Bee Roots for 2021-08-06

The table provides clues for the roots of words in today's NY Times Spelling Bee. You're responsible for prefixes, suffixes, tense changes, plurals, and doubling consonants before suffixes. The TL;DR about the site comes after the table.

Past clues are available here

Today's puzzle

Table content

wordsroot 1st letterclue
1BInvoice, or actor Murray
1BGelatinous mass, or 1950s alien horror film
1BOnline journal, noun/verb
1B(Of a plant) produce flowers
1BHeat water to 212° F or 100°C
1BCotton seed target for weevil
1BWestern string tie
1BIt explodes, noun/verb
1BBreast, slang
1B“Owie” you kiss & make better, mistake, or what 2 ghosts say
1BSound of explosion or subwoofer
1BLout, NOT wild pig
1BPrison, especially on a warship
1BProjecting edge on a hat base (such as a ballcap bill)
1BVigor, Italian; often used in music as “allegro con…”
1BCook by direct exposure to heat (under the burner, e.g.)
1BSweeper that witches fly on
1GInsincere & shallow
1GSemi-liquid lump, as in cheese
1IExtremely confused, complicated, or embarrassing situation (from Italian)
1LGeneral term for an arm or leg, or large tree branch (go out on a…)
1LUncertain waiting period (in…), a place for a soul not in either Heaven or Hell, or a dance where you bend backwards to pass under a bar
1LWolf, Spanish

About this site

This site provides clues for a day's New York Times Spelling Bee puzzle. It exists to make it easier for Kevin Davis to take a day off. Most of the clues come from him. There may be some startup problems, but long term I think I can put the clues together with no more than half an hour's work.

The "Bee Roots" approach is to provide explicit clues for root words, not every word. This is similar to what Kevin Davis does, but without information about parts of speech As logophiles, we are pretty good at putting on prefixes and suffixes, changing tense, and forming plurals (including Latin plurals!). The clues cover root words, arranged alphabetically by root word, with a count of words in the puzzle that come from each root. For example, if a puzzle includes ROAM and ROAMING, there will be a clue for ROAM and a count of 2. The root may not appear in the puzzle at all; for example, the 2021-07-23 Bee included ICED, DEICE, and DEICED. For such a puzzle, the clue would be for ICE with a word count of 3.
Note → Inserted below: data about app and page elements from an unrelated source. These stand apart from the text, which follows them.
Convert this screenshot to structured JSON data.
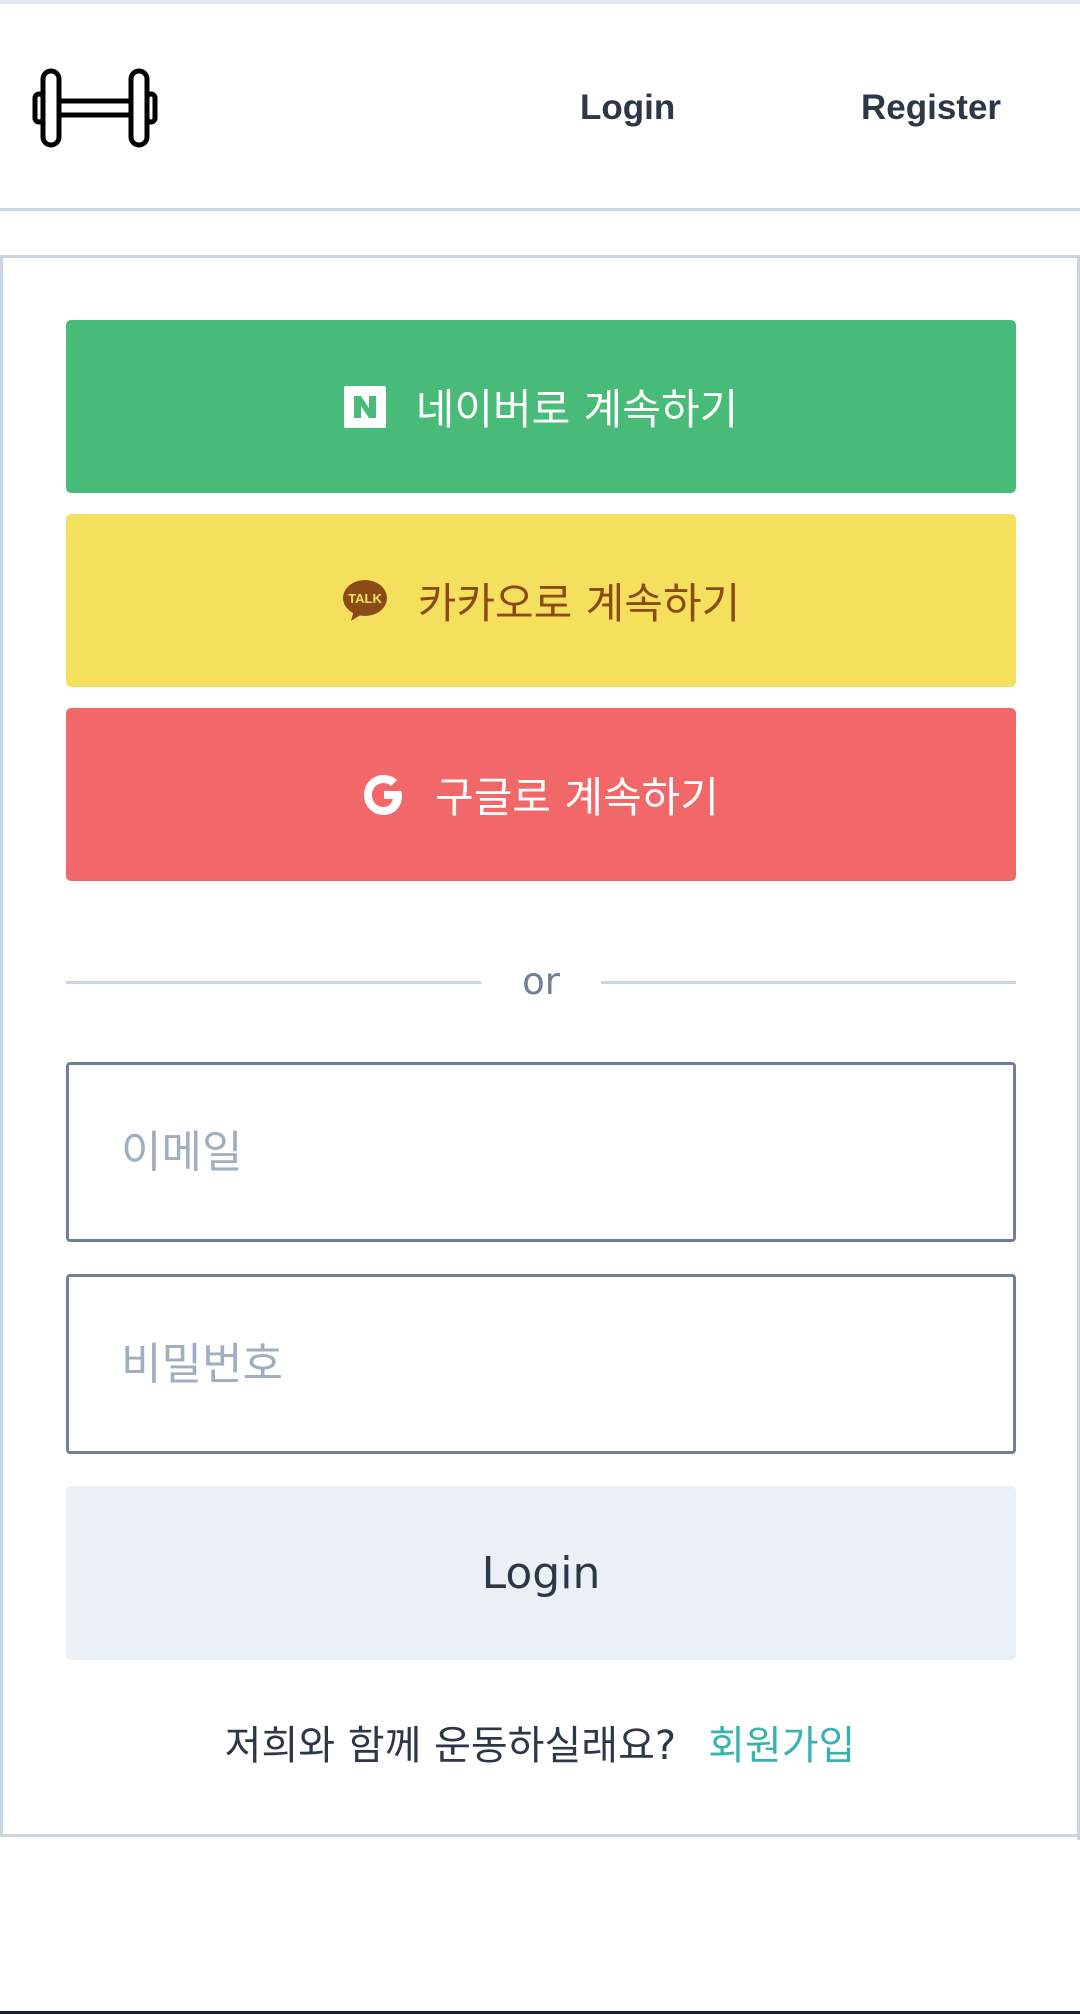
{
  "header": {
    "logo_icon": "dumbbell-icon",
    "nav": {
      "login_label": "Login",
      "register_label": "Register"
    }
  },
  "social": {
    "naver": {
      "label": "네이버로 계속하기",
      "icon": "naver-n-icon",
      "color": "#48bb78"
    },
    "kakao": {
      "label": "카카오로 계속하기",
      "icon": "kakao-talk-icon",
      "icon_text": "TALK",
      "color": "#f5e05e"
    },
    "google": {
      "label": "구글로 계속하기",
      "icon": "google-g-icon",
      "color": "#f26767"
    }
  },
  "divider": {
    "text": "or"
  },
  "form": {
    "email": {
      "placeholder": "이메일",
      "value": ""
    },
    "password": {
      "placeholder": "비밀번호",
      "value": ""
    },
    "submit_label": "Login"
  },
  "signup": {
    "prompt": "저희와 함께 운동하실래요?",
    "link_label": "회원가입",
    "link_color": "#38b2ac"
  }
}
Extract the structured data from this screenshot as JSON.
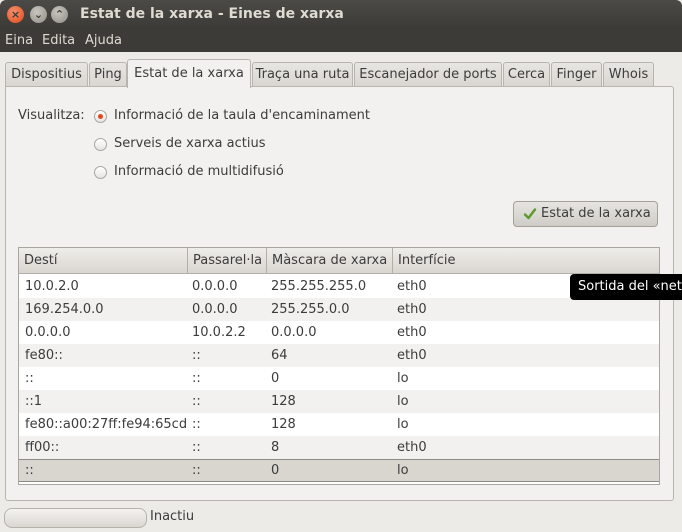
{
  "window": {
    "title": "Estat de la xarxa - Eines de xarxa",
    "buttons": {
      "close": "×",
      "minimize": "⌄",
      "maximize": "⌃"
    }
  },
  "menu": [
    "Eina",
    "Edita",
    "Ajuda"
  ],
  "tabs": [
    {
      "label": "Dispositius"
    },
    {
      "label": "Ping"
    },
    {
      "label": "Estat de la xarxa",
      "active": true
    },
    {
      "label": "Traça una ruta"
    },
    {
      "label": "Escanejador de ports"
    },
    {
      "label": "Cerca"
    },
    {
      "label": "Finger"
    },
    {
      "label": "Whois"
    }
  ],
  "view": {
    "label": "Visualitza:",
    "options": [
      {
        "label": "Informació de la taula d'encaminament",
        "selected": true
      },
      {
        "label": "Serveis de xarxa actius",
        "selected": false
      },
      {
        "label": "Informació de multidifusió",
        "selected": false
      }
    ]
  },
  "action_button": {
    "label": "Estat de la xarxa",
    "icon": "check-icon"
  },
  "table": {
    "columns": [
      "Destí",
      "Passarel·la",
      "Màscara de xarxa",
      "Interfície"
    ],
    "rows": [
      [
        "10.0.2.0",
        "0.0.0.0",
        "255.255.255.0",
        "eth0"
      ],
      [
        "169.254.0.0",
        "0.0.0.0",
        "255.255.0.0",
        "eth0"
      ],
      [
        "0.0.0.0",
        "10.0.2.2",
        "0.0.0.0",
        "eth0"
      ],
      [
        "fe80::",
        "::",
        "64",
        "eth0"
      ],
      [
        "::",
        "::",
        "0",
        "lo"
      ],
      [
        "::1",
        "::",
        "128",
        "lo"
      ],
      [
        "fe80::a00:27ff:fe94:65cd",
        "::",
        "128",
        "lo"
      ],
      [
        "ff00::",
        "::",
        "8",
        "eth0"
      ],
      [
        "::",
        "::",
        "0",
        "lo"
      ]
    ],
    "selected_row": 8
  },
  "tooltip": "Sortida del «net",
  "status": {
    "text": "Inactiu"
  },
  "colors": {
    "accent": "#df4a17",
    "titlebar": "#3c3b37",
    "tooltip_bg": "#000000"
  }
}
The Bee Roots approach involves judgement sometimes. For example, if a puzzle includes LOVE, LOVED, and LOVELY, how many roots are needed to cover them? LOVE and LOVED share the root LOVE, certainly, but LOVELY is tricky. LOVE is part of its etymology, but by now, the word means "exquisitely beautiful," which is a lot farther from the meaning of LOVE than swithcing to past tense. I'm inclined to treat LOVE and LOVELY as separate roots. You may not agree, which is fine. Another thing we logophiles share is a LOVE of arguing about words on Twitter.

One last complication, until another one pops up: a few roots have multiple spellings, for example LOLLYGAG and LALLYGAG. Depending on the day's letters, and maybe even the editor's whims, one or both could be in the puzzle's answer list. With such roots, you could see a word count of 2, even if there are no applicable prefixes or suffixes.
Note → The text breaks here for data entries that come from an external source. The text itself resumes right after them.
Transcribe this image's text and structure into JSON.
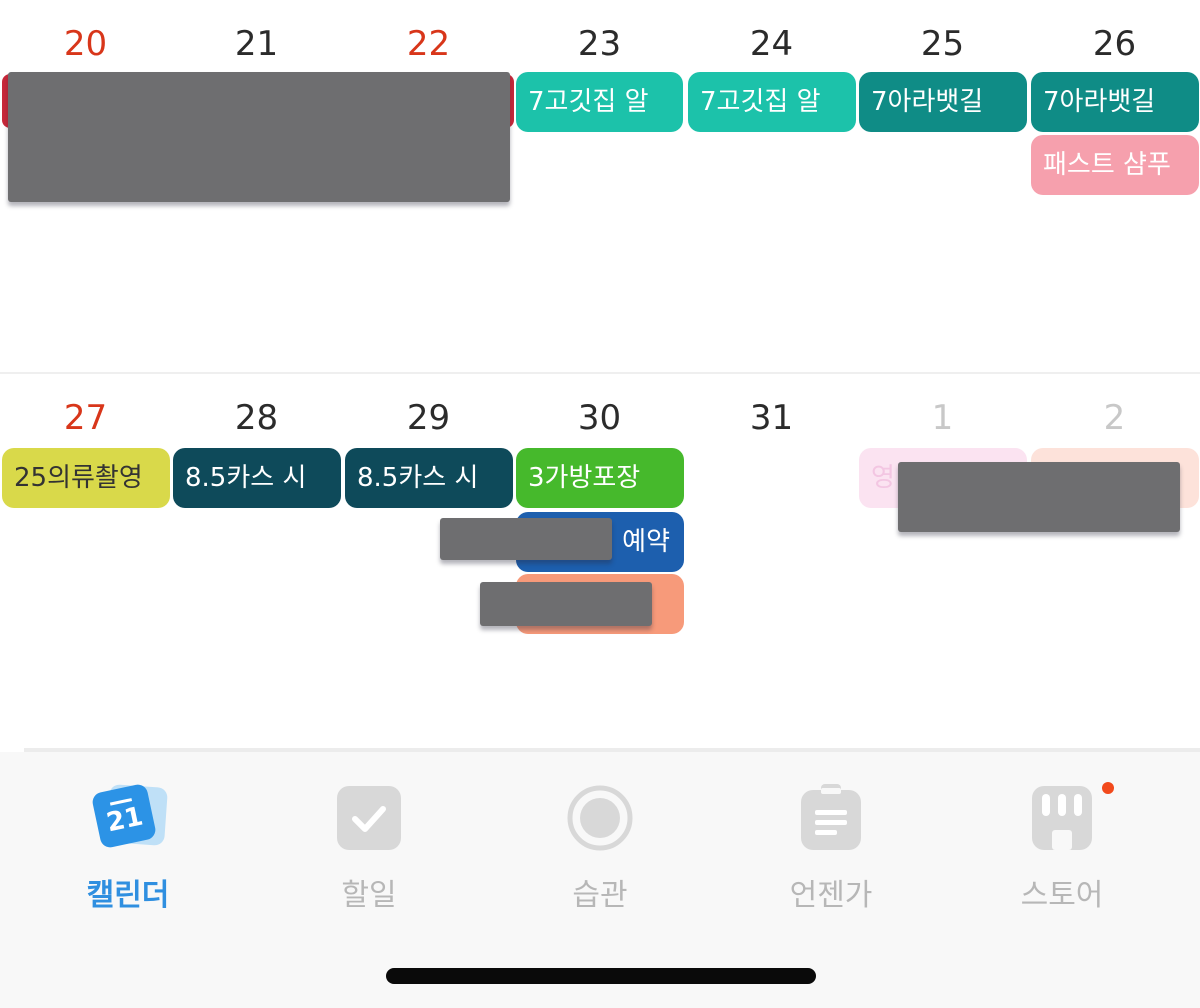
{
  "colors": {
    "sunday": "#d8361a",
    "teal": "#1cc2aa",
    "dark_teal": "#0f8c86",
    "pink": "#f6a0ad",
    "olive": "#d9d94a",
    "navy": "#0e4a5a",
    "green": "#46b92c",
    "blue": "#1d5fae",
    "salmon": "#f79a7a",
    "active_tab": "#2f8fe0",
    "inactive_tab": "#b7b7b7"
  },
  "weeks": [
    {
      "days": [
        {
          "label": "20",
          "holiday": true
        },
        {
          "label": "21",
          "holiday": false
        },
        {
          "label": "22",
          "holiday": true
        },
        {
          "label": "23",
          "holiday": false
        },
        {
          "label": "24",
          "holiday": false
        },
        {
          "label": "25",
          "holiday": false
        },
        {
          "label": "26",
          "holiday": false
        }
      ],
      "events": [
        {
          "day": "23",
          "title": "7고깃집 알",
          "color": "teal"
        },
        {
          "day": "24",
          "title": "7고깃집 알",
          "color": "teal"
        },
        {
          "day": "25",
          "title": "7아라뱃길",
          "color": "dark_teal"
        },
        {
          "day": "26",
          "title": "7아라뱃길",
          "color": "dark_teal"
        },
        {
          "day": "26",
          "title": "패스트 샴푸",
          "color": "pink"
        }
      ]
    },
    {
      "days": [
        {
          "label": "27",
          "holiday": true
        },
        {
          "label": "28",
          "holiday": false
        },
        {
          "label": "29",
          "holiday": false
        },
        {
          "label": "30",
          "holiday": false
        },
        {
          "label": "31",
          "holiday": false
        },
        {
          "label": "1",
          "holiday": false,
          "other_month": true
        },
        {
          "label": "2",
          "holiday": false,
          "other_month": true
        }
      ],
      "events": [
        {
          "day": "27",
          "title": "25의류촬영",
          "color": "olive"
        },
        {
          "day": "28",
          "title": "8.5카스 시",
          "color": "navy"
        },
        {
          "day": "29",
          "title": "8.5카스 시",
          "color": "navy"
        },
        {
          "day": "30",
          "title": "3가방포장",
          "color": "green"
        },
        {
          "day": "30",
          "title": "예약",
          "color": "blue"
        },
        {
          "day": "1",
          "title": "영",
          "color": "light_pink"
        }
      ]
    }
  ],
  "tabs": [
    {
      "label": "캘린더",
      "icon": "calendar-icon",
      "icon_text": "21",
      "active": true
    },
    {
      "label": "할일",
      "icon": "checkbox-icon",
      "active": false
    },
    {
      "label": "습관",
      "icon": "habit-circle-icon",
      "active": false
    },
    {
      "label": "언젠가",
      "icon": "clipboard-icon",
      "active": false
    },
    {
      "label": "스토어",
      "icon": "store-icon",
      "active": false,
      "has_badge": true
    }
  ]
}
I will do my best to keep this site up to date and helpful (I hope). Check it out, and tweet feedback to @donswartwout Tweet to @donswartwout

Many thanks to Kevin Davis, whose 4,500-word clue list made this possible.